Paul Fawcett and David Marsh draw on literatures related to meta-governance and political participation, and conclude in their analysis that there is evidence for both depoliticisation and repoliticisation. Peter Burnham explores depoliticisation with reference to capitalist development and crisis management. He argues that the liberal-capitalist state is threatened by the politicisation of social relations. Using the North Atlantic and European debt crises, Bob Jessop explores the contours of politicisation, depoliticisation, and repoliticisation, arguing that matters such as the imposition of technocratic government can be understood with reference to these processes. Emma Ann Foster, Peter Kerr, and Christopher Byrne  link depoliticisation to Foucauldian notions of governmentality. They argue that depoliticisation can be interpreted as a means to further extend the neo-liberalisation of state apparatus. Stephen Bates, Laura Jenkins, and Fran Amery explore depoliticisation and repoliticisation within the context of assisted reproductive technologies.

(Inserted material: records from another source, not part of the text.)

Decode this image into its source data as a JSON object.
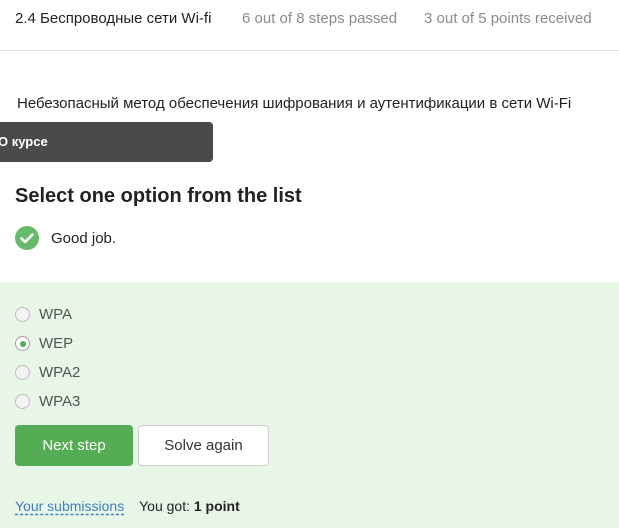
{
  "header": {
    "title": "2.4 Беспроводные сети Wi-fi",
    "steps": "6 out of 8 steps passed",
    "points": "3 out of 5 points  received"
  },
  "question": "Небезопасный метод обеспечения шифрования и аутентификации в сети Wi-Fi",
  "tooltip": "О курсе",
  "prompt": "Select one option from the list",
  "feedback": {
    "message": "Good job.",
    "status_color": "#66bb6a"
  },
  "options": [
    {
      "label": "WPA",
      "checked": false
    },
    {
      "label": "WEP",
      "checked": true
    },
    {
      "label": "WPA2",
      "checked": false
    },
    {
      "label": "WPA3",
      "checked": false
    }
  ],
  "buttons": {
    "next": "Next step",
    "again": "Solve again"
  },
  "bottom": {
    "submissions_link": "Your submissions",
    "got_prefix": "You got: ",
    "got_value": "1 point"
  },
  "colors": {
    "accent": "#54ad54",
    "answer_bg": "#e8f6e8",
    "link": "#3f7fc1"
  }
}
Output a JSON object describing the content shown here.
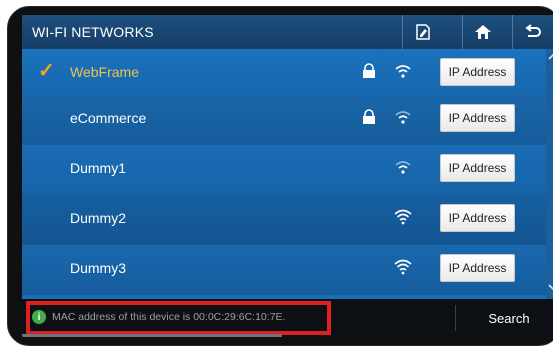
{
  "header": {
    "title": "WI-FI NETWORKS",
    "icons": [
      "edit-icon",
      "home-icon",
      "back-icon"
    ]
  },
  "networks": [
    {
      "name": "WebFrame",
      "selected": true,
      "locked": true,
      "signal": "medium",
      "button": "IP Address"
    },
    {
      "name": "eCommerce",
      "selected": false,
      "locked": true,
      "signal": "medium",
      "button": "IP Address"
    },
    {
      "name": "Dummy1",
      "selected": false,
      "locked": false,
      "signal": "medium",
      "button": "IP Address"
    },
    {
      "name": "Dummy2",
      "selected": false,
      "locked": false,
      "signal": "strong",
      "button": "IP Address"
    },
    {
      "name": "Dummy3",
      "selected": false,
      "locked": false,
      "signal": "strong",
      "button": "IP Address"
    }
  ],
  "footer": {
    "info_text": "MAC address of this device is 00:0C:29:6C:10:7E.",
    "search_label": "Search"
  },
  "colors": {
    "accent": "#f5a623",
    "highlight": "#e02020",
    "row_blue": "#1a6fb8",
    "info_green": "#3fae49"
  }
}
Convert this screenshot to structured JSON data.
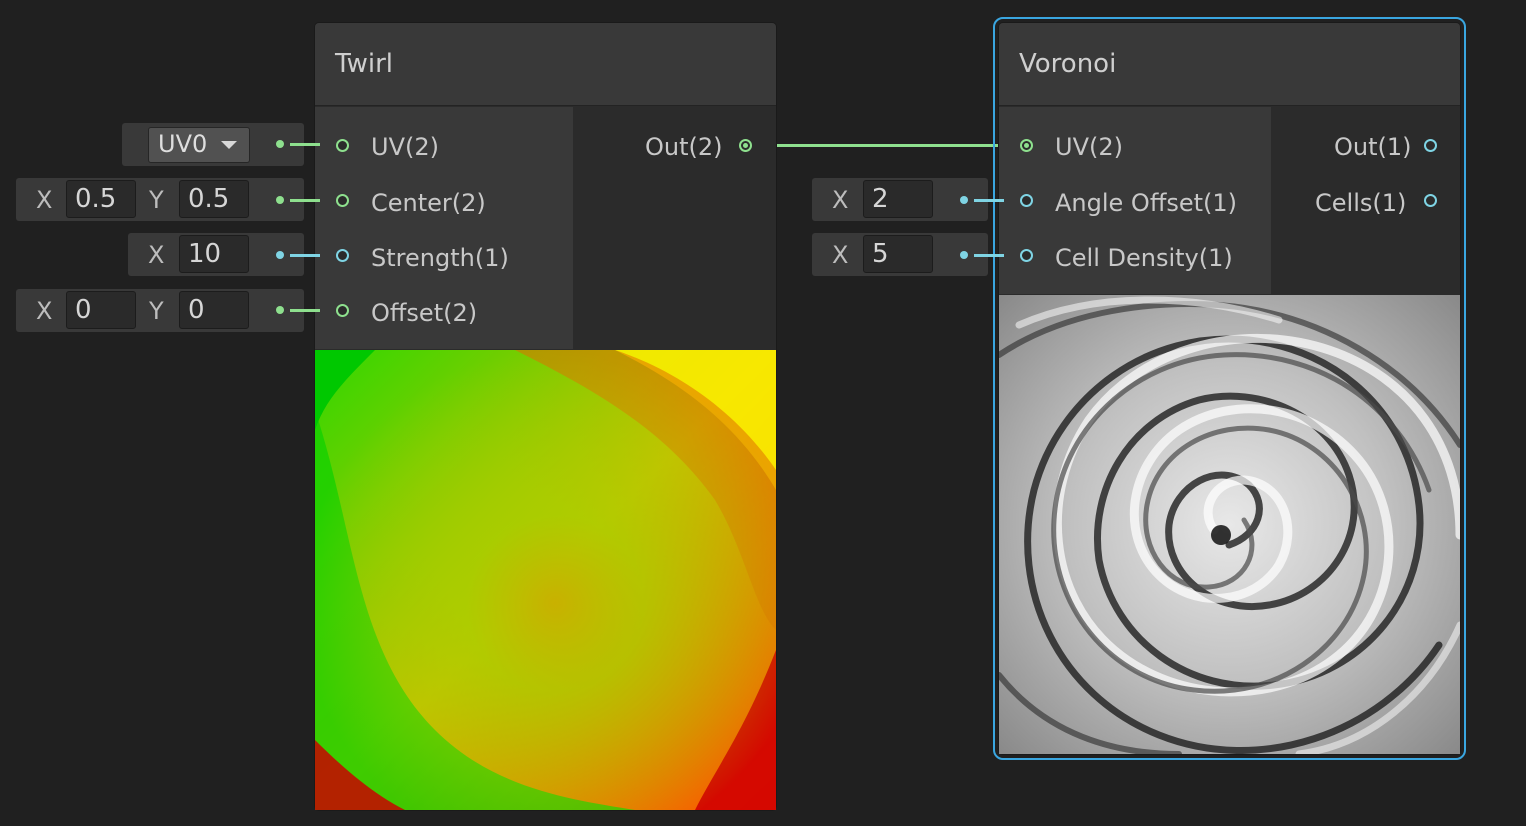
{
  "twirl": {
    "title": "Twirl",
    "inputs": [
      "UV(2)",
      "Center(2)",
      "Strength(1)",
      "Offset(2)"
    ],
    "output": "Out(2)",
    "uv_channel": "UV0",
    "center": {
      "x_label": "X",
      "x": "0.5",
      "y_label": "Y",
      "y": "0.5"
    },
    "strength": {
      "x_label": "X",
      "x": "10"
    },
    "offset": {
      "x_label": "X",
      "x": "0",
      "y_label": "Y",
      "y": "0"
    }
  },
  "voronoi": {
    "title": "Voronoi",
    "inputs": [
      "UV(2)",
      "Angle Offset(1)",
      "Cell Density(1)"
    ],
    "outputs": [
      "Out(1)",
      "Cells(1)"
    ],
    "angle_offset": {
      "x_label": "X",
      "x": "2"
    },
    "cell_density": {
      "x_label": "X",
      "x": "5"
    }
  },
  "colors": {
    "background": "#202020",
    "vector2_port": "#8ee08e",
    "float_port": "#7fd4e4",
    "selection": "#3aa6e0"
  }
}
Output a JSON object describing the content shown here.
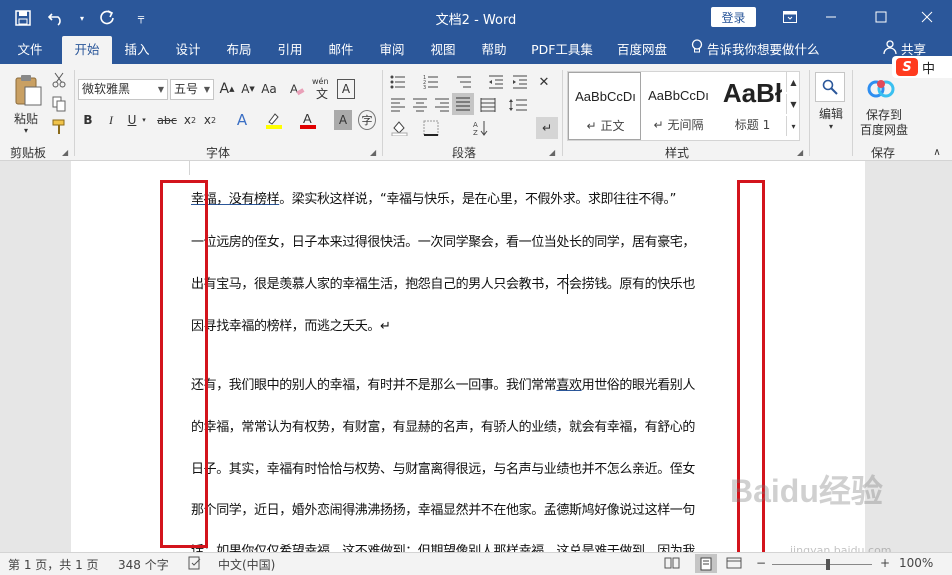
{
  "window": {
    "title": "文档2  -  Word",
    "login_label": "登录"
  },
  "quick_access": {
    "save_icon": "save-icon",
    "undo_icon": "undo-icon",
    "redo_icon": "redo-icon",
    "customize_icon": "customize-icon"
  },
  "tabs": [
    "文件",
    "开始",
    "插入",
    "设计",
    "布局",
    "引用",
    "邮件",
    "审阅",
    "视图",
    "帮助",
    "PDF工具集",
    "百度网盘"
  ],
  "active_tab": "开始",
  "tell_me": "告诉我你想要做什么",
  "share": "共享",
  "sogou": "中",
  "clipboard": {
    "paste_label": "粘贴",
    "group_label": "剪贴板"
  },
  "font": {
    "name": "微软雅黑",
    "size": "五号",
    "group_label": "字体",
    "wen_label": "wén",
    "wen_char": "文",
    "grow_label": "A",
    "a_box": "A"
  },
  "paragraph": {
    "group_label": "段落"
  },
  "styles": {
    "group_label": "样式",
    "items": [
      {
        "sample": "AaBbCcDı",
        "name": "正文",
        "prefix": "↵"
      },
      {
        "sample": "AaBbCcDı",
        "name": "无间隔",
        "prefix": "↵"
      },
      {
        "sample": "AaBł",
        "name": "标题 1",
        "prefix": ""
      }
    ]
  },
  "editing": {
    "label": "编辑"
  },
  "save_group": {
    "button_line1": "保存到",
    "button_line2": "百度网盘",
    "group_label": "保存"
  },
  "document": {
    "lines": [
      {
        "pre": "",
        "ul": "幸福，没有榜样",
        "post": "。梁实秋这样说，“幸福与快乐，是在心里，不假外求。求即往往不得。”"
      },
      {
        "pre": "一位远房的侄女，日子本来过得很快活。一次同学聚会，看一位当处长的同学，居有豪宅，",
        "ul": "",
        "post": ""
      },
      {
        "pre": "出有宝马，很是羡慕人家的幸福生活，抱怨自己的男人只会教书，不会捞钱。原有的快乐也",
        "ul": "",
        "post": ""
      },
      {
        "pre": "因寻找幸福的榜样，而逃之夭夭。↵",
        "ul": "",
        "post": ""
      },
      {
        "pre": "还有，我们眼中的别人的幸福，有时并不是那么一回事。我们常常",
        "ul": "喜欢",
        "post": "用世俗的眼光看别人"
      },
      {
        "pre": "的幸福，常常认为有权势，有财富，有显赫的名声，有骄人的业绩，就会有幸福，有舒心的",
        "ul": "",
        "post": ""
      },
      {
        "pre": "日子。其实，幸福有时恰恰与权势、与财富离得很远，与名声与业绩也并不怎么亲近。侄女",
        "ul": "",
        "post": ""
      },
      {
        "pre": "那个同学，近日，婚外恋闹得沸沸扬扬，幸福显然并不在他家。孟德斯鸠好像说过这样一句",
        "ul": "",
        "post": ""
      },
      {
        "pre": "话：如果你仅仅希望幸福，这不难做到；但期望像别人那样幸福，这总是难于做到，因为我",
        "ul": "",
        "post": ""
      }
    ]
  },
  "watermark": {
    "text": "Baidu经验",
    "url": "jingyan.baidu.com"
  },
  "status": {
    "page": "第 1 页，共 1 页",
    "words": "348 个字",
    "language": "中文(中国)",
    "zoom": "100%",
    "zoom_minus": "−",
    "zoom_plus": "+"
  }
}
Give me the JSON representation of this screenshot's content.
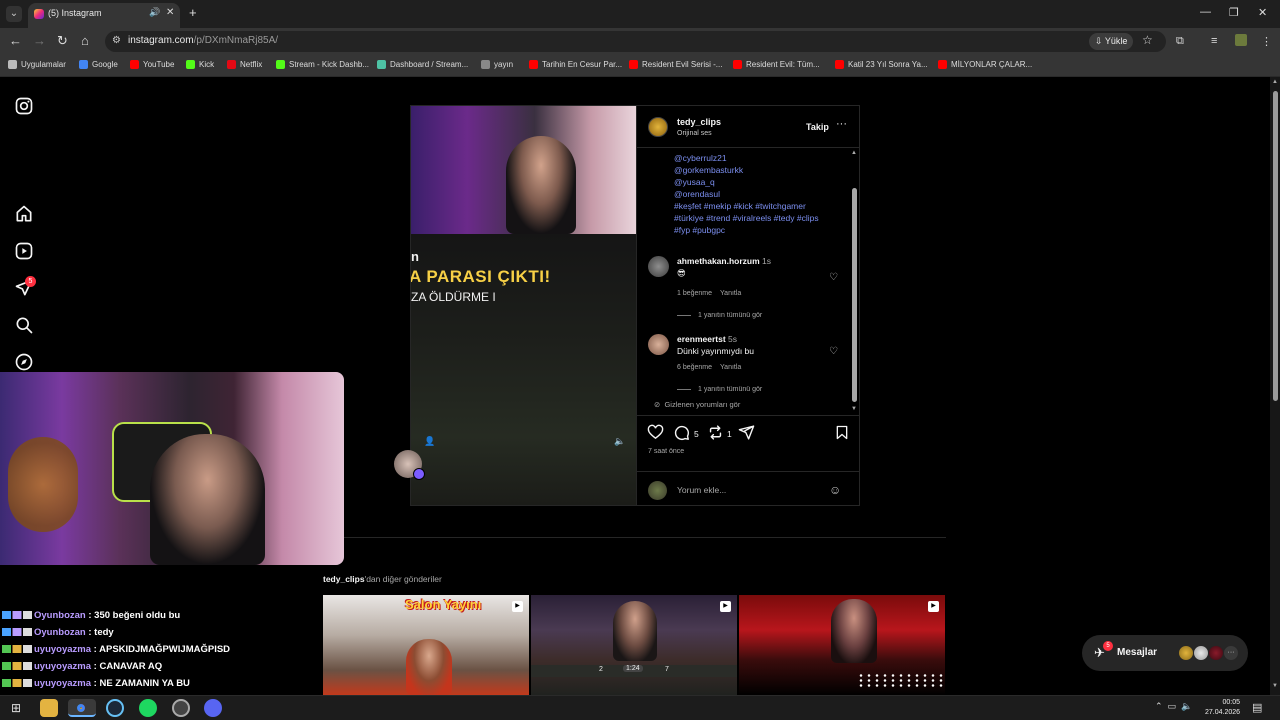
{
  "browser": {
    "tab_title": "(5) Instagram",
    "new_tab": "+",
    "url_host": "instagram.com",
    "url_path": "/p/DXmNmaRj85A/",
    "yukle_label": "Yükle"
  },
  "bookmarks": [
    {
      "label": "Uygulamalar",
      "color": "#bbbbbb"
    },
    {
      "label": "Google",
      "color": "#4285f4"
    },
    {
      "label": "YouTube",
      "color": "#ff0000"
    },
    {
      "label": "Kick",
      "color": "#53fc18"
    },
    {
      "label": "Netflix",
      "color": "#e50914"
    },
    {
      "label": "Stream - Kick Dashb...",
      "color": "#53fc18"
    },
    {
      "label": "Dashboard / Stream...",
      "color": "#4ec3a5"
    },
    {
      "label": "yayın",
      "color": "#888888"
    },
    {
      "label": "Tarihin En Cesur Par...",
      "color": "#ff0000"
    },
    {
      "label": "Resident Evil Serisi -...",
      "color": "#ff0000"
    },
    {
      "label": "Resident Evil: Tüm...",
      "color": "#ff0000"
    },
    {
      "label": "Katil 23 Yıl Sonra Ya...",
      "color": "#ff0000"
    },
    {
      "label": "MİLYONLAR ÇALAR...",
      "color": "#ff0000"
    }
  ],
  "sidebar": {
    "notifications_badge": "5"
  },
  "post": {
    "media_text_1": "n",
    "media_text_2": "A PARASI ÇIKTI!",
    "media_text_3": "ZA   ÖLDÜRME I",
    "username": "tedy_clips",
    "audio": "Orijinal ses",
    "follow_label": "Takip",
    "caption_lines": [
      "@cyberrulz21",
      "@gorkembasturkk",
      "@yusaa_q",
      "@orendasul",
      "#keşfet #mekip #kick #twitchgamer",
      "#türkiye #trend #viralreels #tedy #clips",
      "#fyp #pubgpc"
    ],
    "comments": [
      {
        "user": "ahmethakan.horzum",
        "time": "1s",
        "text": "😎",
        "likes": "1 beğenme",
        "reply": "Yanıtla",
        "replies": "1 yanıtın tümünü gör"
      },
      {
        "user": "erenmeertst",
        "time": "5s",
        "text": "Dünki yayınmıydı bu",
        "likes": "6 beğenme",
        "reply": "Yanıtla",
        "replies": "1 yanıtın tümünü gör"
      }
    ],
    "hidden_comments": "Gizlenen yorumları gör",
    "comment_count": "5",
    "repost_count": "1",
    "time_ago": "7 saat önce",
    "add_comment_placeholder": "Yorum ekle..."
  },
  "more_posts": {
    "user": "tedy_clips",
    "suffix": "'dan diğer gönderiler",
    "thumb1_text": "Salon Yayını",
    "thumb2_score_left": "2",
    "thumb2_time": "1:24",
    "thumb2_score_right": "7"
  },
  "messages": {
    "label": "Mesajlar",
    "badge": "5"
  },
  "chat": [
    {
      "user": "Oyunbozan",
      "message": ": 350 beğeni oldu bu"
    },
    {
      "user": "Oyunbozan",
      "message": ": tedy"
    },
    {
      "user": "uyuyoyazma",
      "message": ": APSKIDJMAĞPWIJMAĞPISD"
    },
    {
      "user": "uyuyoyazma",
      "message": ": CANAVAR AQ"
    },
    {
      "user": "uyuyoyazma",
      "message": ": NE ZAMANIN YA BU"
    }
  ],
  "taskbar": {
    "time": "00:05",
    "date": "27.04.2026"
  }
}
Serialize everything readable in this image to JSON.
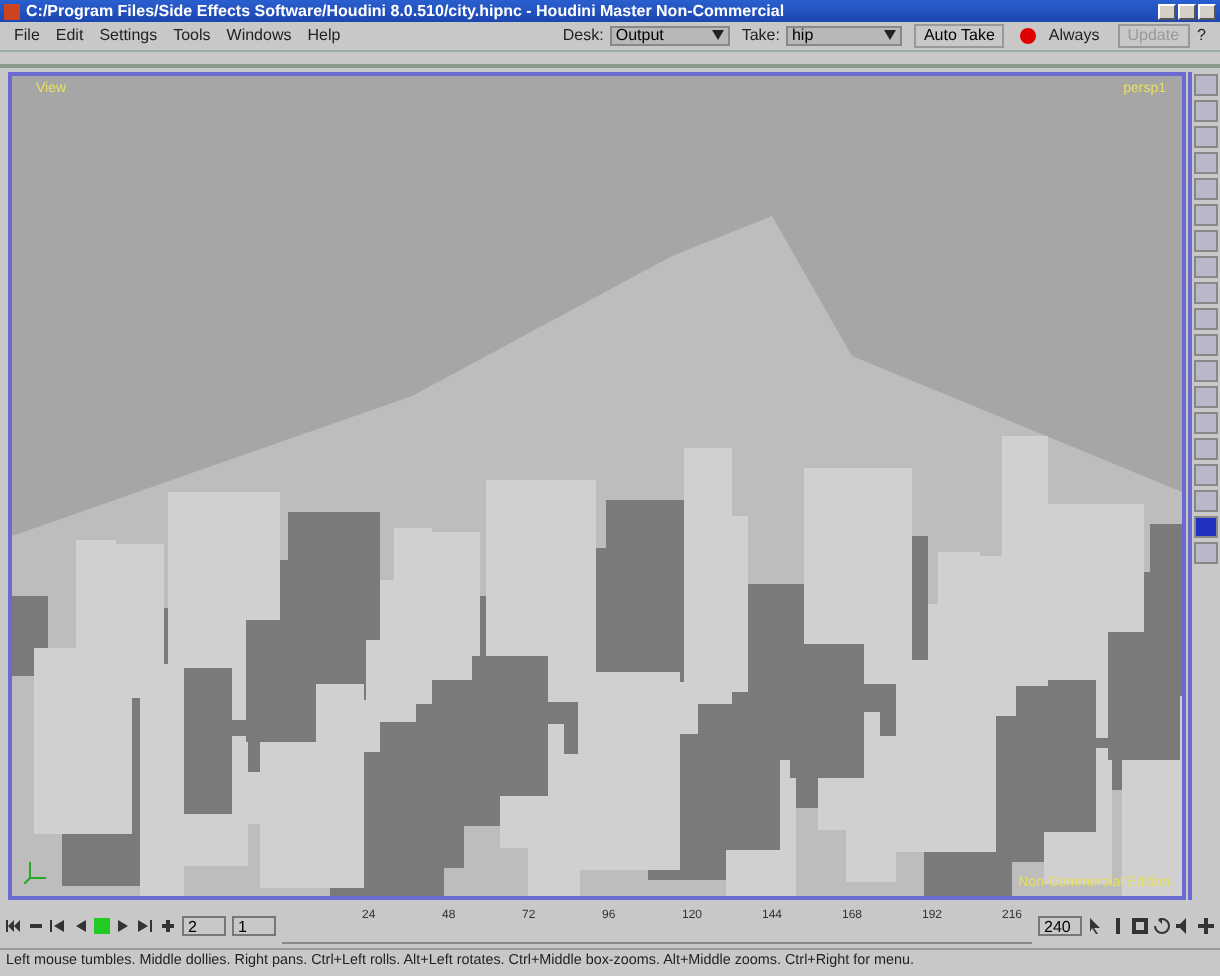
{
  "window": {
    "title": "C:/Program Files/Side Effects Software/Houdini 8.0.510/city.hipnc - Houdini Master Non-Commercial"
  },
  "menu": [
    "File",
    "Edit",
    "Settings",
    "Tools",
    "Windows",
    "Help"
  ],
  "desk": {
    "label": "Desk:",
    "value": "Output"
  },
  "take": {
    "label": "Take:",
    "value": "hip",
    "button": "Auto Take"
  },
  "update": {
    "mode": "Always",
    "button": "Update",
    "help": "?"
  },
  "viewport": {
    "view_label": "View",
    "camera": "persp1",
    "watermark": "Non-Commercial Edition"
  },
  "playbar": {
    "current_frame": "2",
    "start_frame": "1",
    "end_frame": "240",
    "ticks": [
      "24",
      "48",
      "72",
      "96",
      "120",
      "144",
      "168",
      "192",
      "216"
    ]
  },
  "status_bar": "Left mouse tumbles. Middle dollies. Right pans. Ctrl+Left rolls. Alt+Left rotates. Ctrl+Middle box-zooms. Alt+Middle zooms. Ctrl+Right for menu."
}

Their contribution raises issues around state-society relations. In relation to energy policy, Caroline Kuzemko tracks the depoliticisation and repoliticisation of energy policy since the 1980s. She links up the policy issue of energy and the potent language of security to offer a critique of the framing of the debate. Ross Beveridge and Matthias Naumann use a case study of the remunicipalisation of the Berlin water company to think through strategies of repoliticisation. Based in urban politics, this article implies continuing space for political agency.

David Sweeting, Associate Editor of Policy & Politics